Here is the info on how to tied them:

Thursday, February 2, 2017

Getting ready for the new season

I've been tying flies:

I've entered the Otter Creek Classic opening weekend fly fishing tournament.  I've bought tickets to the Fly Fishing Film Tour movie.  I have my ticket for my local Trout Unlimited regional banquet on the evening of opening day.

And, after tying all those woolly buggers, I was ready to move on to Pheasant Tail nymphs, when I discovered I was out of brown thread.  So, I ordered some new thread - brown, black, white, gray and olive, in 6/0 and 8/0.  While I was spending money, I also got some new leaders and tippet material, plus a few flies and a few other fly tying materials.

In the next few weeks, I need to tie PTs, Hare's ears, Prince nymphs, and purple juju baetis flies.  Other than those, I think I'm set for the new season.

Well, I'm going to buy a few Kelly Galloup streamers for opening weekend.  Those are flies I've still never tried to tie, and I'm not going to get to them this year.

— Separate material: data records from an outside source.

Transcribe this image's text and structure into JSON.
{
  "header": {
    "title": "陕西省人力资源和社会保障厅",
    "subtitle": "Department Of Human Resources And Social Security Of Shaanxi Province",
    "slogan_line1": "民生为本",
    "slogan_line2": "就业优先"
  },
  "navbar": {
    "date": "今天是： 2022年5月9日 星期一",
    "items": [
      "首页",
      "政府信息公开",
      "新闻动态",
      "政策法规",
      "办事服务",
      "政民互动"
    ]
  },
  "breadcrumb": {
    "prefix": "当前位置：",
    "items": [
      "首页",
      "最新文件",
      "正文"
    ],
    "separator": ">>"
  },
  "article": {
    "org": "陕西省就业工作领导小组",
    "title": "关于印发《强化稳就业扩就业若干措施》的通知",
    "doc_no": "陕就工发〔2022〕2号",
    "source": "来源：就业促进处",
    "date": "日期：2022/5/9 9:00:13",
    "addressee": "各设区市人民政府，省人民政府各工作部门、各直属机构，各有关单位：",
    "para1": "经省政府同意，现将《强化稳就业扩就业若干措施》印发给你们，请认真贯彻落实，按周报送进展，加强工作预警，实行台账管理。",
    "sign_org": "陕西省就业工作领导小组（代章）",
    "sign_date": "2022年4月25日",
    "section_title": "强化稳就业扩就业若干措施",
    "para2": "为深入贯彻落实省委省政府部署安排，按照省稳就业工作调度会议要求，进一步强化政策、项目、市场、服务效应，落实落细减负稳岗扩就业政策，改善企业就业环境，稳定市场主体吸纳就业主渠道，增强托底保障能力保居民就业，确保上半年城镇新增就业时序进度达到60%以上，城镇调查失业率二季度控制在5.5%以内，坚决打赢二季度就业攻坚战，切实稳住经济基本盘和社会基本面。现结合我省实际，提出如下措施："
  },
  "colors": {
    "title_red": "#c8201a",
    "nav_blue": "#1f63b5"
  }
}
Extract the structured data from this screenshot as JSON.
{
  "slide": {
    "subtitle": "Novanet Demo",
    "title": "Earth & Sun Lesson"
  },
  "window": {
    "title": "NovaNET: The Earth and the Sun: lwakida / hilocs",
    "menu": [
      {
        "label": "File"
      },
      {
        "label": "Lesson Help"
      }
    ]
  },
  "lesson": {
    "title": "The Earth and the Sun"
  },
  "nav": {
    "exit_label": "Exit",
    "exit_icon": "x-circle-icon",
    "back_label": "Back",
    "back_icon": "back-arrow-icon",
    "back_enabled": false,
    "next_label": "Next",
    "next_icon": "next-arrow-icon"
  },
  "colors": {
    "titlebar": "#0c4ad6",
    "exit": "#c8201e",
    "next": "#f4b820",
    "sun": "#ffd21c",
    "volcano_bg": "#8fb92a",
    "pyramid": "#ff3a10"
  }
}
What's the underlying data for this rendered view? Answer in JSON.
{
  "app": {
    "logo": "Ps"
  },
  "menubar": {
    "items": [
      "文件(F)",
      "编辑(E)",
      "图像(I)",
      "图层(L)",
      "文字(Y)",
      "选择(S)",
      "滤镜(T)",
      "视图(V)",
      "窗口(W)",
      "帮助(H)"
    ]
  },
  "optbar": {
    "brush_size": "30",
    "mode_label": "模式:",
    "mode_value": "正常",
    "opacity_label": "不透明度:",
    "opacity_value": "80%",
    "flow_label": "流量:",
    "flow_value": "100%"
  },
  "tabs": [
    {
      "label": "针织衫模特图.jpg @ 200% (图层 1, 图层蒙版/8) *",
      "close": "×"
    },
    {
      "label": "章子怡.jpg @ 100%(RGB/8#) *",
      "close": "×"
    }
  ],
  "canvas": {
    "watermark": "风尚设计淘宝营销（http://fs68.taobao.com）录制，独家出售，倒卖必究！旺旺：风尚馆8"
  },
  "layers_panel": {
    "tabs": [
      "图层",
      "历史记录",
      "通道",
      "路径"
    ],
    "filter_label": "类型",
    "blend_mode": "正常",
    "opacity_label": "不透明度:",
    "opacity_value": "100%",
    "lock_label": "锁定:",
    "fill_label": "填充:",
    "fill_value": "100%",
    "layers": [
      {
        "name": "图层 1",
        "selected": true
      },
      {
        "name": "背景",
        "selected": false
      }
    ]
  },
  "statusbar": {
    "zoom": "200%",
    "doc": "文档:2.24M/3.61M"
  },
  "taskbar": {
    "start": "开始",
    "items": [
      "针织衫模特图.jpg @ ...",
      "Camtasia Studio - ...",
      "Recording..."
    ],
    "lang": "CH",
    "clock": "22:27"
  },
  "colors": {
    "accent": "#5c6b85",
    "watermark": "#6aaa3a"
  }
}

I am having some surgery on 2/13.  Last winter, I had similar surgery on 3/6, and I wasn't 100% by opening day.  With surgery being earlier this winter, I'm hoping I'll feel OK by opening day.  Given that I have the film on Friday night, fishing Saturday, a banquet Saturday night, fishing on Sunday, and then the awards BBQ after the tournament on Sunday, I better be feeling good, or I'll never keep up.